Jenny Chandler expounds on the benefits of batch cooking as a way of saving time and money, through cooking one ingredient in bulk and using it for myriad recipes. This time: aubergines
Standing over a hot stove in the sweltering summer heat is surely nobody’s idea of fun, so roasting a tray of aubergines, with all the quick and delicious options they offer, makes perfect sense.
As a child I loathed the cardboardy, almost squeaky, chunks of aubergine that mum used to serve up in the ratatouille. Undercooked aubergine really is appalling. Still today you get the odd chunk of rather watery, chewy flesh in a pasta sauce or badly cooked moussaka. There really is no excuse—aubergine must be cooked until it breaks down into a silky, almost slippery texture and then it’s heaven.
There are dozens of aubergine varieties, their lustrous skin can be anything from ivory to green; magenta-striped to a deep, purply-black. They vary in shape and size from the tiny green pea and slender finger aubergines of south-east Asia, to the egg-shaped (hence their other name, eggplant) so popular in India and then to the larger more ubiquitous types we tend to find in Europe. My batch roasting requires the latter and the only golden rule that applies to each and every aubergine is that it should look shiny and tight in its skin and feel firm, otherwise it’s past its best.
The best of friends
Salting aubergines before cooking draws out any bitter juices and also collapses the structure of the sponge-like flesh so that it absorbs less oil. I’ll admit it now, I’m far too impatient a cook to bother and nowadays the hybrid strains on offer have next to no bitterness at all. Roasting rather than frying allows you to control the amount of oil you use in any case, but don’t be too stingy—aubergines and oil, particularly olive oil, are the best of friends.
I tend to cook aubergines by the half dozen in a hot oven at about 200C. Just slice the aubergines in half lengthways and then crosshatch the flesh with a sharp knife, leaving the skin intact. Drizzle with plenty of extra virgin olive oil and sprinkle with a little salt. Herbs are up to you: I often throw over a few sprigs of thyme or push thin slices of garlic down into the cuts but hold back on the spicing so that you can take the cooked aubergines in any number directions.

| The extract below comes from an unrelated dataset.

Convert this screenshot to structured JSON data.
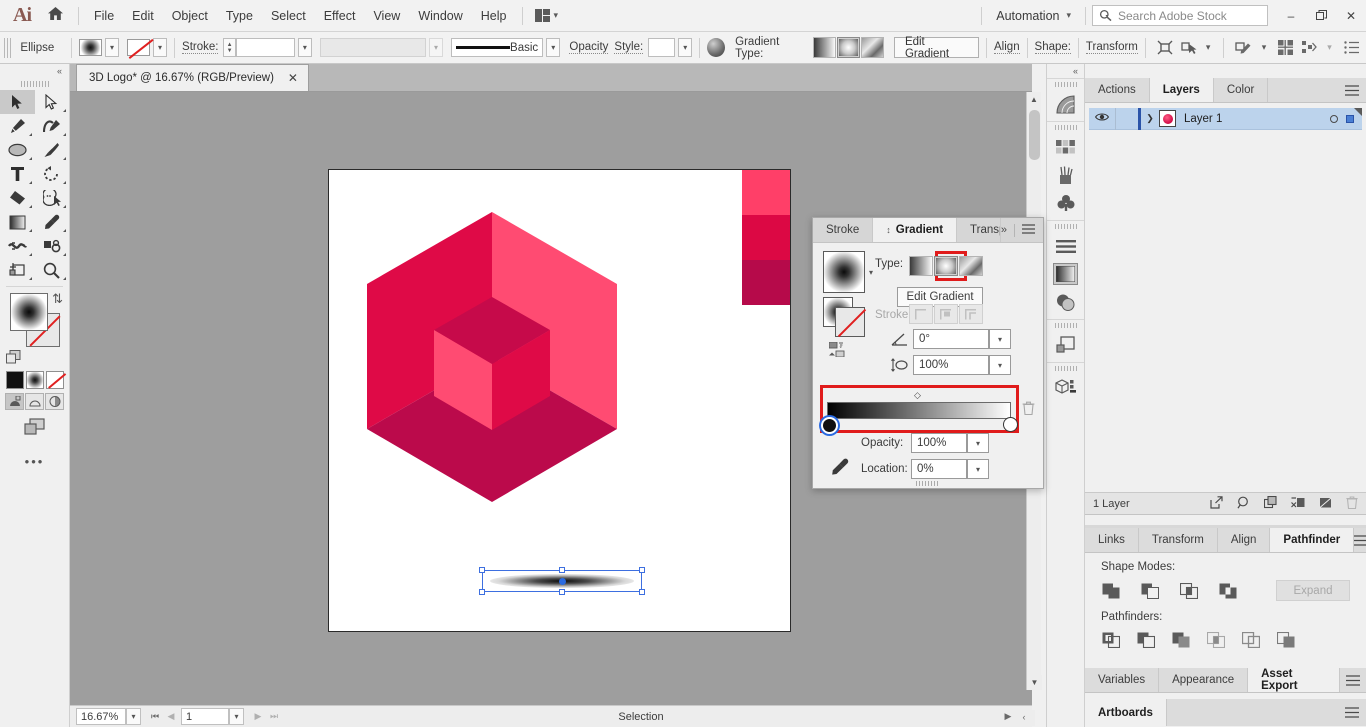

Roast the aubergines for 30-45 mins, until they have browned at the edges and become really soft and squashy—no squeaky cardboard, thank you. What happens next is your call: straight from the oven with a squeeze of lemon and a pinch of chilli is pretty unbeatable. Then you can use the rest of the tray over the next three or four days.
Reheat the aubergine halves for 10 mins in a hot oven, topped with:
—A few slices of tomato, garlic, mozzarella and a sprinkling of grated parmesan.
—A mixture of breadcrumbs, capers, anchovies, green olives, lemon zest, lemon juice and extra virgin olive oil.
—Miso, tamari, maple syrup, mirin, sake (or dry sherry) and a tiny splash of sesame oil shaken together in a jar. Check the balance and then pour over the aubergine. Top with toasted sesame seeds and spring onions.
Scrape out the flesh of the aubergine and re-stuff the skins with:
—A fried onion and Italian sausage mixture, plenty of herbs, sultanas, the aubergine flesh.
—Cooked rice, fried onion, sun dried tomatoes, the aubergine flesh and even a little leftover ragú or cooked lamb mince.
Chop up into cubes, skin and all, and fry with:
—Diced onions, garlic, courgette, red peppers, tomatoes and basil for a ratatouille of sorts (the pre-cooking of the aubergine will guarantee a perfect texture).
—Diced onion, garlic, celery, tomatoes, capers, green olives, sugar and white wine vinegar for a Sicilian, sweet and sour caponata.
—Diced shallot, tomato purée, garlic, cumin, fresh coriander, chilli and lemon juice for a Moroccan zaalook.
Spoon out the flesh and blitz to a purée with:
—Tahini, smoked paprika, lemon juice and seasoning for a quick baba ghanoush.
—Yoghurt, cooked lentils, toasted cumin, garlic and pomegranate molasses.